Cloud timetabling isn't Anywhere, it's here!
At CELCAT’s recent International User conference I had the privilege of announcing the launch of CELCAT’s new cloud service, Timetabler Connect.
Connect is designed to host Timetabler 10, Calendar 3 and the web API in the Microsoft Azure cloud.
We look forward to making future announcements about the release of these applications for private cloud and on-premise environments. For now, our focus is on developing CELCAT’s 5th generation timetabling tool for our cloud environment.
The launch announcement highlighted the synchronicity between hardware and software advances and Timetablers development. Over the past 30 years Timetabler has experienced several quantum leaps forward.
1st generation timetabling
This occurred BC, Before CELCAT. It covers manual and paper-based timetabling, as well as the use of Word tables and Excel spreadsheets.
2nd generation timetabling
Timetabler 2 & 3 were single user clients created in DOS. They were basic and didn’t have a friendly GUI. Issues included no collaboration and a single point of failure.
3rd generation timetabling
Is comparable to Timetabler 4 and 5 where the software was rewritten on Microsoft Windows and used a Paradox database. These multi user clients provided limited access, improved performance and increased collaboration.
4th generation timetabling

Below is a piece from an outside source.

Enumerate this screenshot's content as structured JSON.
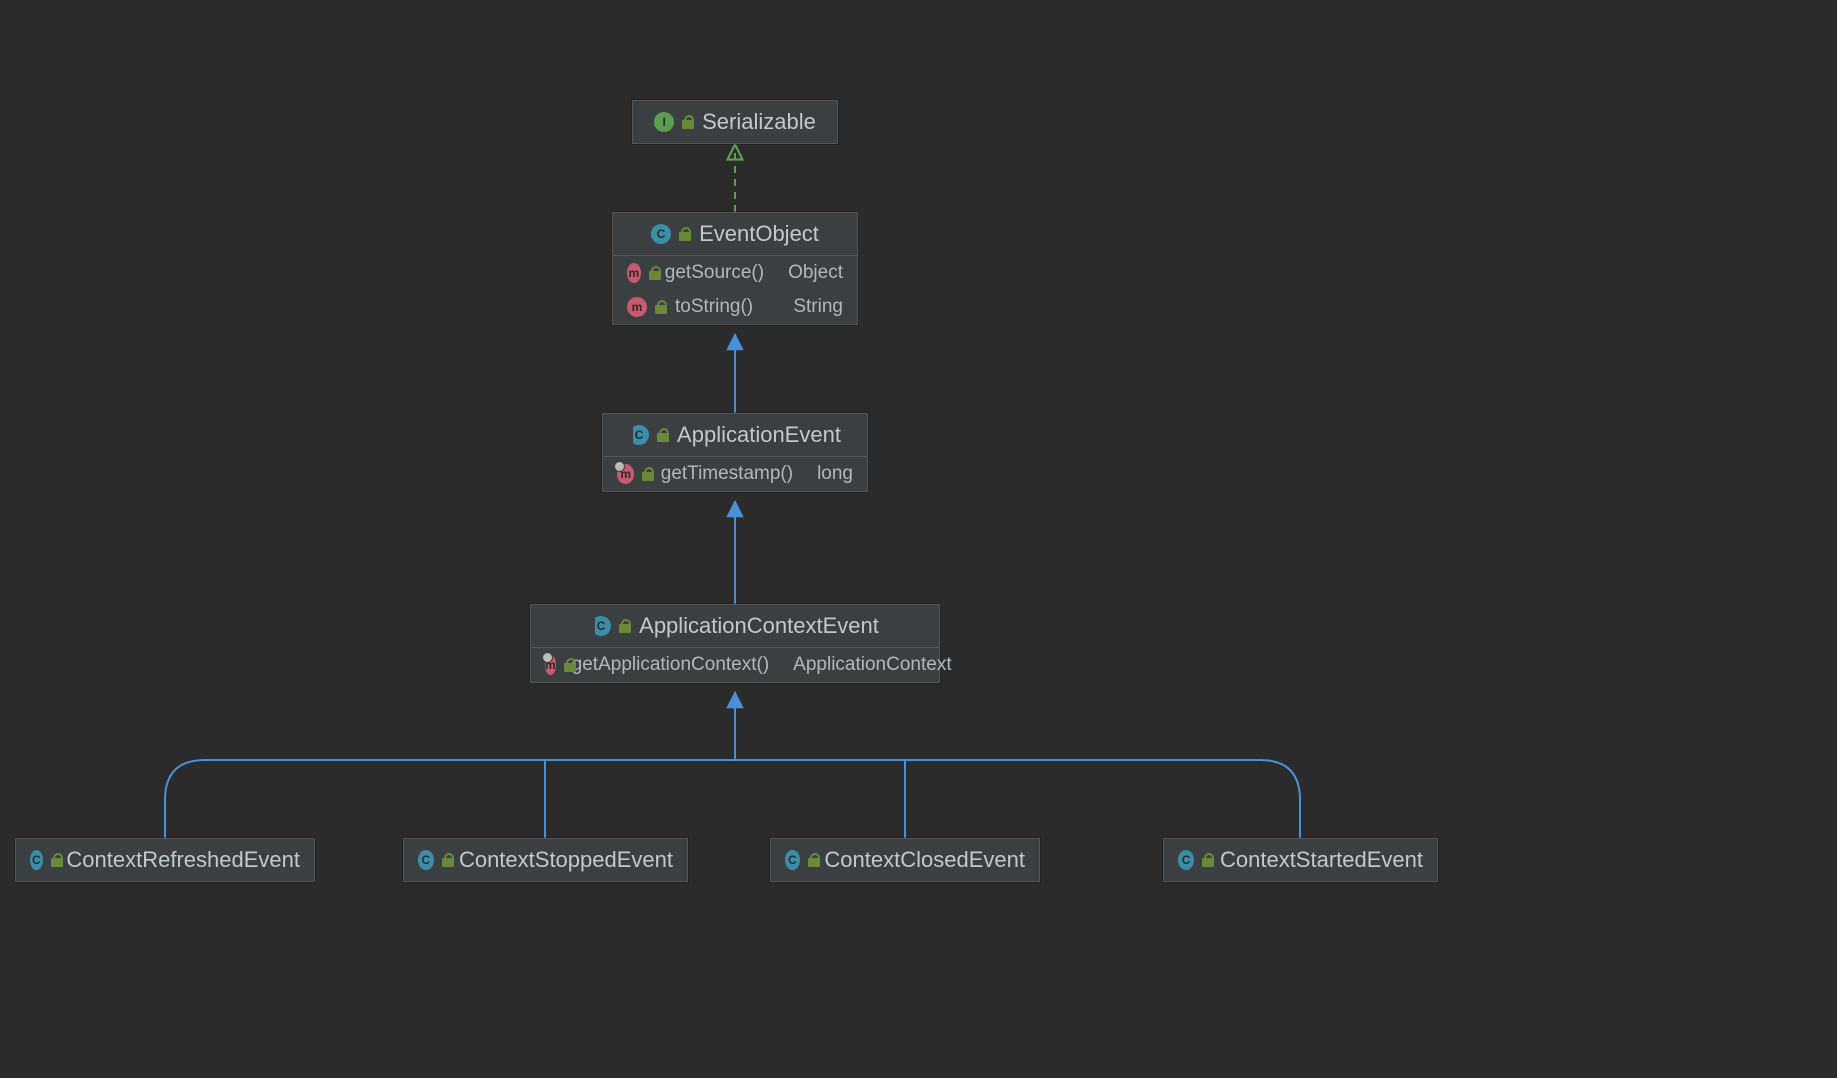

Timetabler 6, 7, and 8 were major leaps forward. The industry standard SQL database was introduced along side Timetabler Live, a fully functional web client and course and exam scheduling.
5th generation timetabling

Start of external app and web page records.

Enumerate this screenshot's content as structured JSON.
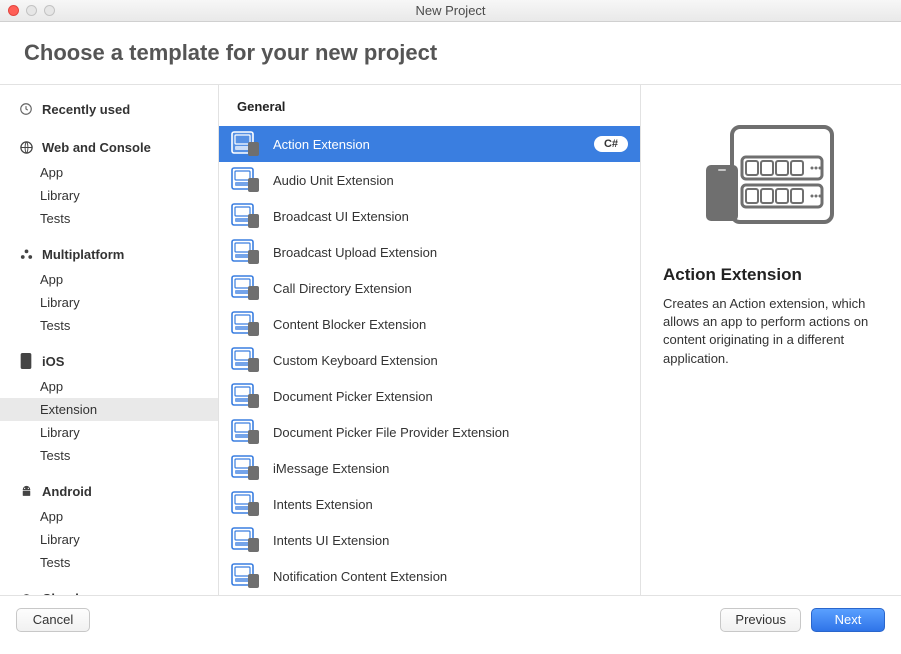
{
  "window": {
    "title": "New Project"
  },
  "header": {
    "title": "Choose a template for your new project"
  },
  "sidebar": {
    "recently_used_label": "Recently used",
    "sections": [
      {
        "title": "Web and Console",
        "icon": "web-icon",
        "items": [
          "App",
          "Library",
          "Tests"
        ]
      },
      {
        "title": "Multiplatform",
        "icon": "multiplatform-icon",
        "items": [
          "App",
          "Library",
          "Tests"
        ]
      },
      {
        "title": "iOS",
        "icon": "ios-icon",
        "items": [
          "App",
          "Extension",
          "Library",
          "Tests"
        ],
        "selected_item_index": 1
      },
      {
        "title": "Android",
        "icon": "android-icon",
        "items": [
          "App",
          "Library",
          "Tests"
        ]
      },
      {
        "title": "Cloud",
        "icon": "cloud-icon",
        "items": []
      }
    ]
  },
  "templates": {
    "group_label": "General",
    "items": [
      {
        "name": "Action Extension",
        "badge": "C#",
        "selected": true
      },
      {
        "name": "Audio Unit Extension"
      },
      {
        "name": "Broadcast UI Extension"
      },
      {
        "name": "Broadcast Upload Extension"
      },
      {
        "name": "Call Directory Extension"
      },
      {
        "name": "Content Blocker Extension"
      },
      {
        "name": "Custom Keyboard Extension"
      },
      {
        "name": "Document Picker Extension"
      },
      {
        "name": "Document Picker File Provider Extension"
      },
      {
        "name": "iMessage Extension"
      },
      {
        "name": "Intents Extension"
      },
      {
        "name": "Intents UI Extension"
      },
      {
        "name": "Notification Content Extension"
      }
    ]
  },
  "detail": {
    "title": "Action Extension",
    "description": "Creates an Action extension, which allows an app to perform actions on content originating in a different application."
  },
  "footer": {
    "cancel": "Cancel",
    "previous": "Previous",
    "next": "Next"
  }
}
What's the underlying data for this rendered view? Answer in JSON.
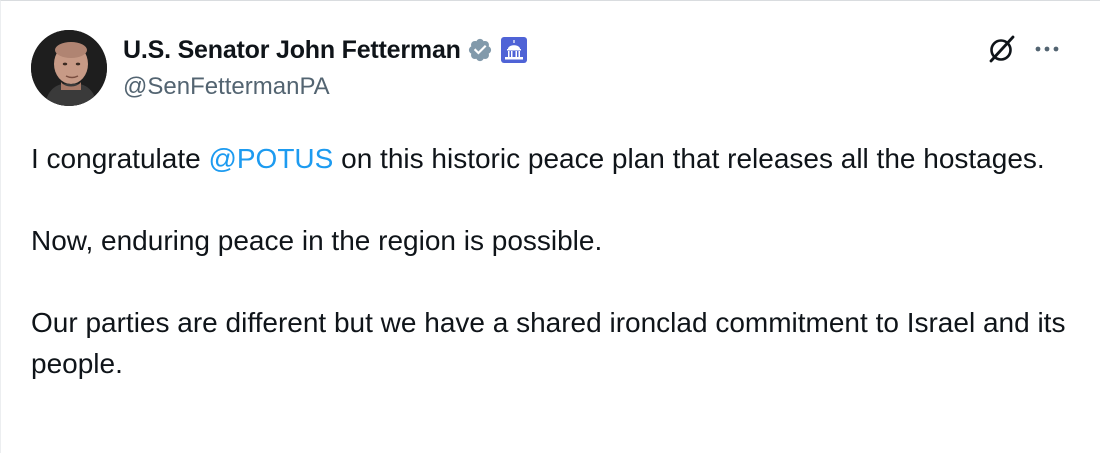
{
  "author": {
    "display_name": "U.S. Senator John Fetterman",
    "handle": "@SenFettermanPA",
    "verified_icon": "verified-badge-icon",
    "government_icon": "capitol-building-icon",
    "badge_color": "#829aab",
    "gov_badge_color": "#4f63d6"
  },
  "actions": {
    "grok_icon": "grok-icon",
    "more_icon": "more-options-icon"
  },
  "tweet": {
    "paragraph1": {
      "before": "I congratulate ",
      "mention": "@POTUS",
      "after": " on this historic peace plan that releases all the hostages."
    },
    "paragraph2": "Now, enduring peace in the region is possible.",
    "paragraph3": "Our parties are different but we have a shared ironclad commitment to Israel and its people.",
    "mention_color": "#1d9bf0"
  }
}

The expectation is that institutions can onboard to a cloud based timetabling application available to staff and students anytime, anywhere on any device. The headache of finding hardware to run the software on as well as the staff to manage is passed from the institution to the supplier.

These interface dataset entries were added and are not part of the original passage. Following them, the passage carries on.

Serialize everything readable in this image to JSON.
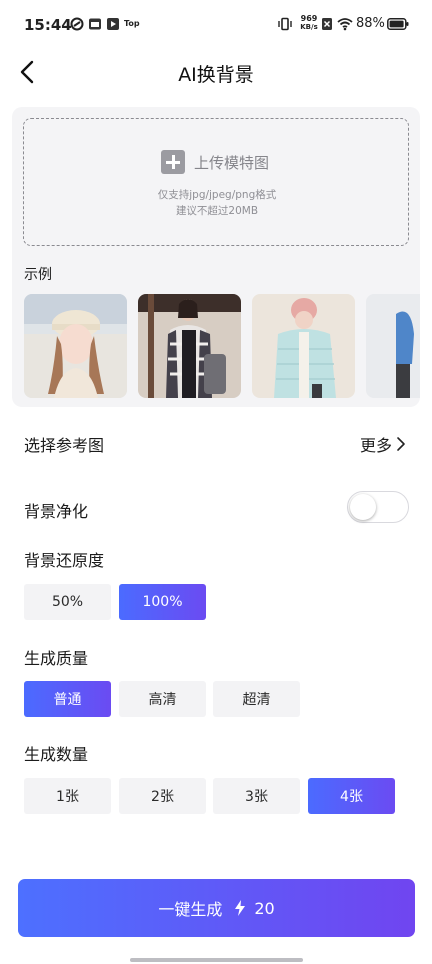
{
  "status_bar": {
    "time": "15:44",
    "speed_value": "969",
    "speed_unit": "KB/s",
    "app_label": "Top",
    "battery": "88%"
  },
  "header": {
    "title": "AI换背景"
  },
  "upload": {
    "label": "上传模特图",
    "hint_formats": "仅支持jpg/jpeg/png格式",
    "hint_size": "建议不超过20MB"
  },
  "examples": {
    "label": "示例"
  },
  "reference": {
    "label": "选择参考图",
    "more": "更多"
  },
  "purify": {
    "label": "背景净化",
    "enabled": false
  },
  "restore": {
    "label": "背景还原度",
    "options": [
      "50%",
      "100%"
    ],
    "selected": "100%"
  },
  "quality": {
    "label": "生成质量",
    "options": [
      "普通",
      "高清",
      "超清"
    ],
    "selected": "普通"
  },
  "count": {
    "label": "生成数量",
    "options": [
      "1张",
      "2张",
      "3张",
      "4张"
    ],
    "selected": "4张"
  },
  "cta": {
    "label": "一键生成",
    "cost": "20"
  },
  "colors": {
    "accent_start": "#4b6bff",
    "accent_end": "#6b4bf2"
  }
}
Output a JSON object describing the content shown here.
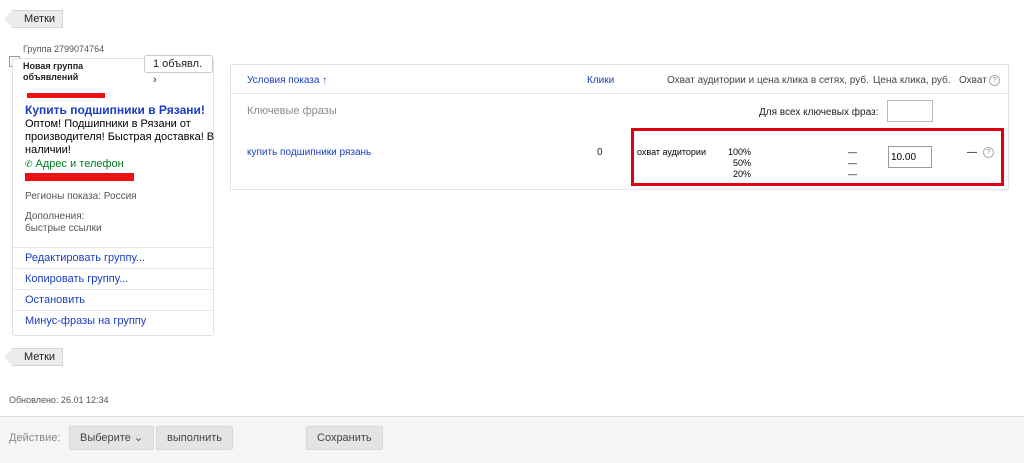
{
  "tags_top_label": "Метки",
  "tags_bottom_label": "Метки",
  "group": {
    "id_label": "Группа 2799074764",
    "name": "Новая группа объявлений",
    "ads_count": "1 объявл.",
    "ad_title": "Купить подшипники в Рязани!",
    "ad_text": "Оптом! Подшипники в Рязани от производителя! Быстрая доставка! В наличии!",
    "address_link": "Адрес и телефон",
    "regions": "Регионы показа: Россия",
    "extras_label": "Дополнения:",
    "extras_value": "быстрые ссылки",
    "actions": [
      "Редактировать группу...",
      "Копировать группу...",
      "Остановить",
      "Минус-фразы на группу"
    ]
  },
  "table": {
    "headers": {
      "conditions": "Условия показа",
      "clicks": "Клики",
      "reach_networks": "Охват аудитории и цена клика в сетях, руб.",
      "price": "Цена клика, руб.",
      "reach": "Охват"
    },
    "keyphrases_label": "Ключевые фразы",
    "all_phrases_label": "Для всех ключевых фраз:",
    "all_phrases_value": "",
    "row": {
      "phrase": "купить подшипники рязань",
      "clicks": "0",
      "reach_label": "охват аудитории",
      "reach_levels": [
        "100%",
        "50%",
        "20%"
      ],
      "reach_values": [
        "—",
        "—",
        "—"
      ],
      "price": "10.00",
      "reach": "—"
    }
  },
  "updated": "Обновлено: 26.01 12:34",
  "bottom_bar": {
    "action_label": "Действие:",
    "select_label": "Выберите",
    "run_label": "выполнить",
    "save_label": "Сохранить"
  }
}
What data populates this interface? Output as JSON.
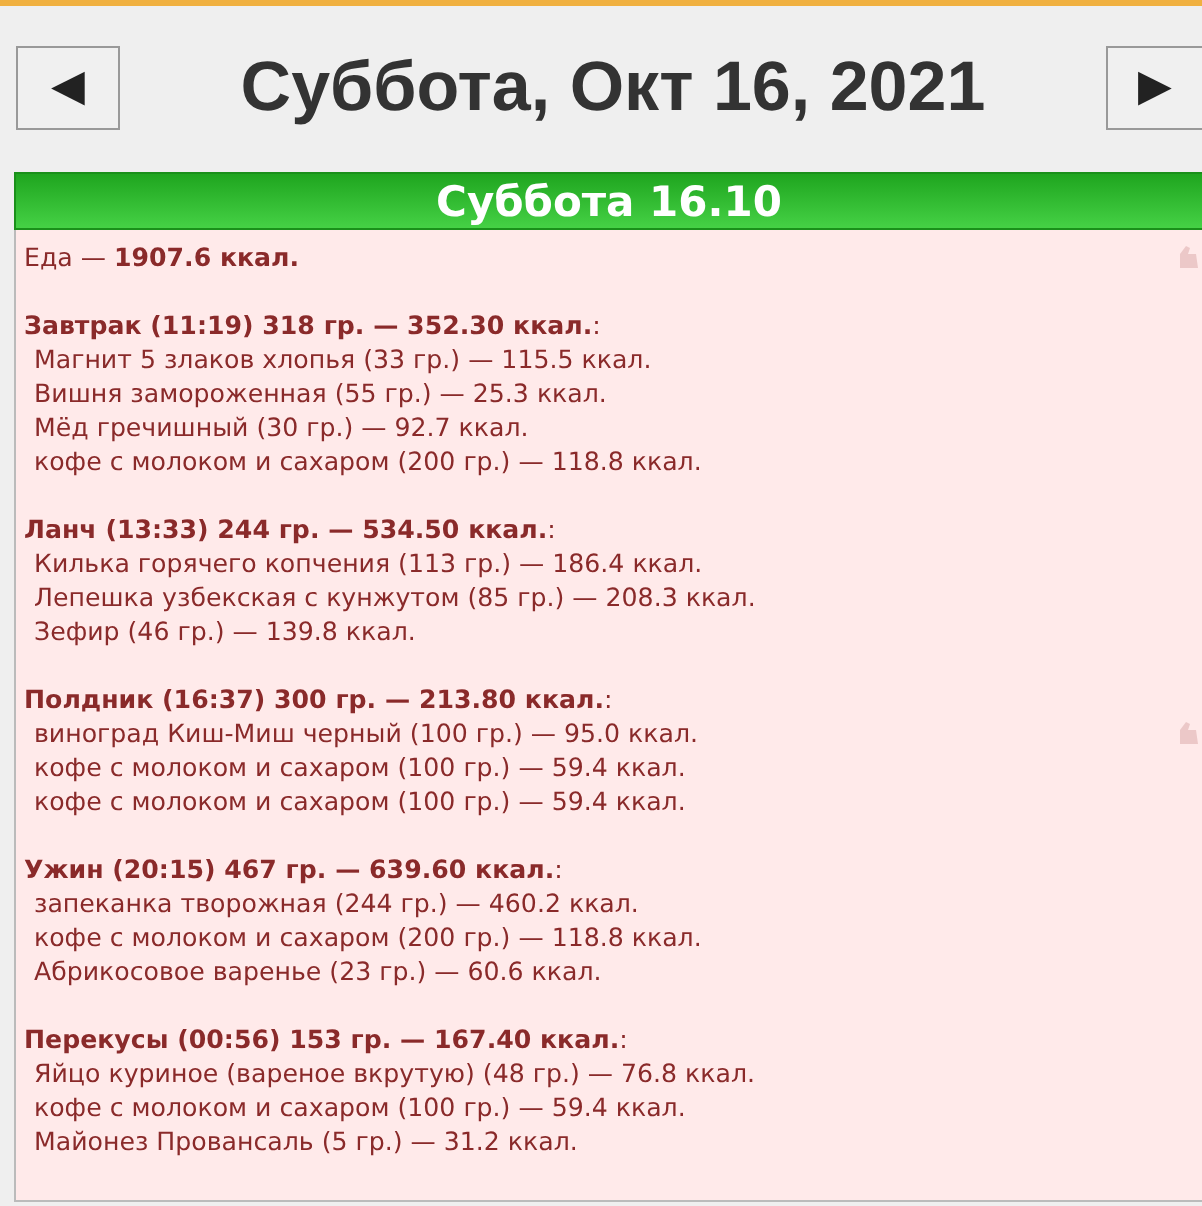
{
  "header": {
    "prev": "◀",
    "title": "Суббота, Окт 16, 2021",
    "next": "▶"
  },
  "day_bar": "Суббота 16.10",
  "total": {
    "text": "Еда — **1907.6 ккал.**",
    "thumb": true
  },
  "meals": [
    {
      "heading": "**Завтрак (11:19) 318 гр. — 352.30 ккал.**:",
      "items": [
        {
          "text": "Магнит 5 злаков хлопья (33 гр.) — 115.5 ккал."
        },
        {
          "text": "Вишня замороженная (55 гр.) — 25.3 ккал."
        },
        {
          "text": "Мёд гречишный (30 гр.) — 92.7 ккал."
        },
        {
          "text": "кофе с молоком и сахаром (200 гр.) — 118.8 ккал."
        }
      ]
    },
    {
      "heading": "**Ланч (13:33) 244 гр. — 534.50 ккал.**:",
      "items": [
        {
          "text": "Килька горячего копчения (113 гр.) — 186.4 ккал."
        },
        {
          "text": "Лепешка узбекская с кунжутом (85 гр.) — 208.3 ккал."
        },
        {
          "text": "Зефир (46 гр.) — 139.8 ккал."
        }
      ]
    },
    {
      "heading": "**Полдник (16:37) 300 гр. — 213.80 ккал.**:",
      "items": [
        {
          "text": "виноград Киш-Миш черный (100 гр.) — 95.0 ккал.",
          "thumb": true
        },
        {
          "text": "кофе с молоком и сахаром (100 гр.) — 59.4 ккал."
        },
        {
          "text": "кофе с молоком и сахаром (100 гр.) — 59.4 ккал."
        }
      ]
    },
    {
      "heading": "**Ужин (20:15) 467 гр. — 639.60 ккал.**:",
      "items": [
        {
          "text": "запеканка творожная (244 гр.) — 460.2 ккал."
        },
        {
          "text": "кофе с молоком и сахаром (200 гр.) — 118.8 ккал."
        },
        {
          "text": "Абрикосовое варенье (23 гр.) — 60.6 ккал."
        }
      ]
    },
    {
      "heading": "**Перекусы (00:56) 153 гр. — 167.40 ккал.**:",
      "items": [
        {
          "text": "Яйцо куриное (вареное вкрутую) (48 гр.) — 76.8 ккал."
        },
        {
          "text": "кофе с молоком и сахаром (100 гр.) — 59.4 ккал."
        },
        {
          "text": "Майонез Провансаль (5 гр.) — 31.2 ккал."
        }
      ]
    }
  ]
}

Timetabler 10 will provide institutions with ultimate flexibility. It can operate in our Cloud environment using Connect and it can operate in your private cloud or on-premise. Although we are focused on using Microsoft Azure which is where we expect the database to be hosted for now, we will be looking at cost effective alternatives for hosting the applications.